At its recent Presidential Society Dinner, Marywood University honored Barbara Cawley ’63 and Mary Ellen Coleman (H)’68 with the Presidential Mission Medal. Presidential medal recipients are servant leaders who embrace a commitment to Marywood’s core values of Catholic identity, respect, empowerment, service, and excellence. They inspire others to serve and advance Marywood’s commitment to excellence and empowerment through education..

Additionally, Barbara Sowinski, M.A. ’00; the late Ann Marie Janders, M.S.L.S. ’68; and The Donald B. and Dorothy L. Stabler Foundation were inducted into the Saint Alphonsus Society, which honors benefactors whose lifetime commitments to Marywood have reached or exceeded $500,000.

Cawley’s leadership, devotion, talents, and support have made a lasting impact at Marywood. She was taught, mentored, supported, guided, and counseled by the IHM Sisters in Catholic grade school and high school, as well as throughout her college days and professional opportunities at Marywood. Her career has featured high-profile leadership positions in both corporate and educational settings, including her distinctive service at Marywood, first as Director of Development, then as Vice President of Development, Alumni Relations, and Public Relations, and, more recently, as Alumni Engagement and Development Liaison and Advocacy Committee Liaison to corporate, foundation, and government offices. Her accomplishments are not solely in

the professional milieu; Cawley’s community involvement is prolific, meaningful, and lifelong, encompassing numerous civic, cultural, and charitable organizations and events.

Coleman has contributed her professional expertise, community influence, and generous personal resources in support of Marywood and its mission.
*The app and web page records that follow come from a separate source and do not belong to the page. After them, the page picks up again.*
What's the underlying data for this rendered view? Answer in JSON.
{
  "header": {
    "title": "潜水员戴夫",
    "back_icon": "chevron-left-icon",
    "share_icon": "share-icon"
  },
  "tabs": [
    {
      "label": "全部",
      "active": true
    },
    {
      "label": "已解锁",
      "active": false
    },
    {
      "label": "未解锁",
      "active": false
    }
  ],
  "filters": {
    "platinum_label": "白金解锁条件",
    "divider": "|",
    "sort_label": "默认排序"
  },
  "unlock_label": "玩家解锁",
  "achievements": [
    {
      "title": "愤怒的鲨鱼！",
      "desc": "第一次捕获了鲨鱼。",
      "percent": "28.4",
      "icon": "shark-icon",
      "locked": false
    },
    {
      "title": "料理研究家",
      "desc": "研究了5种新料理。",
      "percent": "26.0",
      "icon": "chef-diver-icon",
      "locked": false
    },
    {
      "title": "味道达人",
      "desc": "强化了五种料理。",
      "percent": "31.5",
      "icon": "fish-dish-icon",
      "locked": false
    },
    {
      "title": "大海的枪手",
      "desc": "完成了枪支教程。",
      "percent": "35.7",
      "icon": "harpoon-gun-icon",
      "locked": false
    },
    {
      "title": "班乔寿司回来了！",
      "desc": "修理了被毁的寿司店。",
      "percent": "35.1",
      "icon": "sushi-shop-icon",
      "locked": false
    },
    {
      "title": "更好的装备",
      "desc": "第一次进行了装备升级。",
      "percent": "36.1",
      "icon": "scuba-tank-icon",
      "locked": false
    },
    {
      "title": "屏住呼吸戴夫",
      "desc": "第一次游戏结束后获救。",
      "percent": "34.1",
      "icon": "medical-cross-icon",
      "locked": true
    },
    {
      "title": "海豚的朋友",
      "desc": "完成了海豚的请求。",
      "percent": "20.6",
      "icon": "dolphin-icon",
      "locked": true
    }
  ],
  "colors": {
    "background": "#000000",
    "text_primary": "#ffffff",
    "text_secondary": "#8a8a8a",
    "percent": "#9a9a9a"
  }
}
Her considerable professional achievements, including a long, successful career in the out-of-home media industry, are framed by her highly effective leadership in numerous charitable, civic, and professional organizations. She is known for being astute, professional, caring, and dependable, meeting life’s challenges and uncertainties without hesitation and with a riveting passion for helping others. Her passionate involvement with Marywood spans several decades, including serving for nine years as Director of Development, another nine years as a member of the Board of Trustees, and, presently, more than ten years as an Advancement and Alumni Engagement Consultant.

Presidential Mission Medal recipients inspire others to serve and advance the University’s commitment to excellence and empowerment through education.

Sister Mary Persico, IHM, Ed.D., Marywood University president, said, “These women have humbly, wholeheartedly, and graciously lived the Marywood mission and, in so doing, have helped transform Marywood. Commitment to helping others is at the very core of their existence. On behalf of the campus community, I thank Barbara and Mary Ellen for their unwavering advocacy for the present and future success of this great institution.”